* **What you will do**: Which lines in the listing below contain the word "Τύπος"? Copy each one.

* **Task inputs**:
####
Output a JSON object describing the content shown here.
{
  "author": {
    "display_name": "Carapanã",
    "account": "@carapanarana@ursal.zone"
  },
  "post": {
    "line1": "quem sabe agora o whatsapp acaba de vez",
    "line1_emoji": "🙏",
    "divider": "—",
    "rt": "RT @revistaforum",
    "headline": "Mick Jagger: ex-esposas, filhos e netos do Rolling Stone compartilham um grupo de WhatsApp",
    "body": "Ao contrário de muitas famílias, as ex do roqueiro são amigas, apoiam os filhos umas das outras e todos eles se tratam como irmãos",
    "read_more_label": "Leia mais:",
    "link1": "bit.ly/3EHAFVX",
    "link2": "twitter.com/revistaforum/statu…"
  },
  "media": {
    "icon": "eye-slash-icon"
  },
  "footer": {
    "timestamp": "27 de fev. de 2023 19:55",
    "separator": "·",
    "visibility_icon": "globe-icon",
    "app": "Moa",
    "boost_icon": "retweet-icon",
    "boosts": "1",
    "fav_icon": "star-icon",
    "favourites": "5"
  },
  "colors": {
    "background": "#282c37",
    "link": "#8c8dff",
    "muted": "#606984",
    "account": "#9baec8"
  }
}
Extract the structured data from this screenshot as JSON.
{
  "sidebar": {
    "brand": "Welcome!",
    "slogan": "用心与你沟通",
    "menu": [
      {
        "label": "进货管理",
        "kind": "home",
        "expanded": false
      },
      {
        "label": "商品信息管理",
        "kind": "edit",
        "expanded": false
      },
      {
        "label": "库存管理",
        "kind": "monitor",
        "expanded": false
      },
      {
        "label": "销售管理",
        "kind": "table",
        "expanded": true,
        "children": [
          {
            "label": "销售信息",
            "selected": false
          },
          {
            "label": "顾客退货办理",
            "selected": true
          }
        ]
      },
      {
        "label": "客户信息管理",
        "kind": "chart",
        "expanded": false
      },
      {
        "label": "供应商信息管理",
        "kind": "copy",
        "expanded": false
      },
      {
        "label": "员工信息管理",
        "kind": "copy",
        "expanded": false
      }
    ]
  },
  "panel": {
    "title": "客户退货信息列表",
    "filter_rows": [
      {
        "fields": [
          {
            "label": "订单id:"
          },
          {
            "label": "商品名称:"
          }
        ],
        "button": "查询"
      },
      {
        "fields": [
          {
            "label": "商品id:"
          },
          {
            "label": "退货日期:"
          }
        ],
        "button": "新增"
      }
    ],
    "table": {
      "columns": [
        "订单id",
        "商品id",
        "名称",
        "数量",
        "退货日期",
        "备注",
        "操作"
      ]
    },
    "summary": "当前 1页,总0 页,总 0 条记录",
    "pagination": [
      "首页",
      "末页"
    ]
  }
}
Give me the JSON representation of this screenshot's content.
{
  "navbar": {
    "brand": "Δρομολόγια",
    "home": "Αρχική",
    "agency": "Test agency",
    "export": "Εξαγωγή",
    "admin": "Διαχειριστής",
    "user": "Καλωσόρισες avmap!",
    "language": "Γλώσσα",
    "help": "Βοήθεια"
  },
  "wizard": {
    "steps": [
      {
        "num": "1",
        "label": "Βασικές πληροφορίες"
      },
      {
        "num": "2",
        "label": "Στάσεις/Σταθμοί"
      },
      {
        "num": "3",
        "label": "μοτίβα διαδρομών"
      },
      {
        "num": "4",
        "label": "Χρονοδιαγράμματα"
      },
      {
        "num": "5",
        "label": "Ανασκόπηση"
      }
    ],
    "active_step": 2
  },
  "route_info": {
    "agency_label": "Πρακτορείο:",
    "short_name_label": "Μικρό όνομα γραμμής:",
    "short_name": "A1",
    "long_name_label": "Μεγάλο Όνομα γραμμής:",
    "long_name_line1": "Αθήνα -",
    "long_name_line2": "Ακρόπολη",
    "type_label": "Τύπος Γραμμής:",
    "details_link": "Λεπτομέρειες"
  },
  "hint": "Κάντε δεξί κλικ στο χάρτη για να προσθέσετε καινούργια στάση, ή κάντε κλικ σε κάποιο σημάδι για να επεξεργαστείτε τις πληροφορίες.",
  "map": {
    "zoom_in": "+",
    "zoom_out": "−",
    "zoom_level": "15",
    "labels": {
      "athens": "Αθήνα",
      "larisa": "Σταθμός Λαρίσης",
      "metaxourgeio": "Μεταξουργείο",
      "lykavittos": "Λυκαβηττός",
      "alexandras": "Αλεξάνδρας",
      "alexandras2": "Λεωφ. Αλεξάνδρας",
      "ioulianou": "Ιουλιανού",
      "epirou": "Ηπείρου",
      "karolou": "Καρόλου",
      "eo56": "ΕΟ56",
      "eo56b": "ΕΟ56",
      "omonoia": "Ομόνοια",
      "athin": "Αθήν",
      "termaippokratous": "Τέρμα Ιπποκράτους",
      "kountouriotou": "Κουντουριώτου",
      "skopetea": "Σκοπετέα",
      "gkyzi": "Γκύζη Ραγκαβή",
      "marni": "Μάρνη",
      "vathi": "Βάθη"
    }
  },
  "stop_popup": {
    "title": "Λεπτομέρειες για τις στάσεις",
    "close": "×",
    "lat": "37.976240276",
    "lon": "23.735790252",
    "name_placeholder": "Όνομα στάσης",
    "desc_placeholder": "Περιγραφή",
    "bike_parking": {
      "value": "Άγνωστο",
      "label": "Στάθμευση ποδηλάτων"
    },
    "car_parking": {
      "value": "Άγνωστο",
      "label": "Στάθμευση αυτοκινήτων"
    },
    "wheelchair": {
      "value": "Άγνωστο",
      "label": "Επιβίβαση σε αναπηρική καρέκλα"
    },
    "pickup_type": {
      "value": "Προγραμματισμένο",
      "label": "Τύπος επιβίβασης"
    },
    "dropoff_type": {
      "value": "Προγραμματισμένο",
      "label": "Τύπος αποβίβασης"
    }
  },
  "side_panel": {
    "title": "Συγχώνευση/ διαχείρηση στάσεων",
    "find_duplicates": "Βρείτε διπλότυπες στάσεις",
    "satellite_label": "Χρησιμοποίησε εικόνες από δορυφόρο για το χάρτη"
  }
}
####
* **Solution below**:
    "type_label": "Τύπος Γραμμής:",
      "label": "Τύπος επιβίβασης"
      "label": "Τύπος αποβίβασης"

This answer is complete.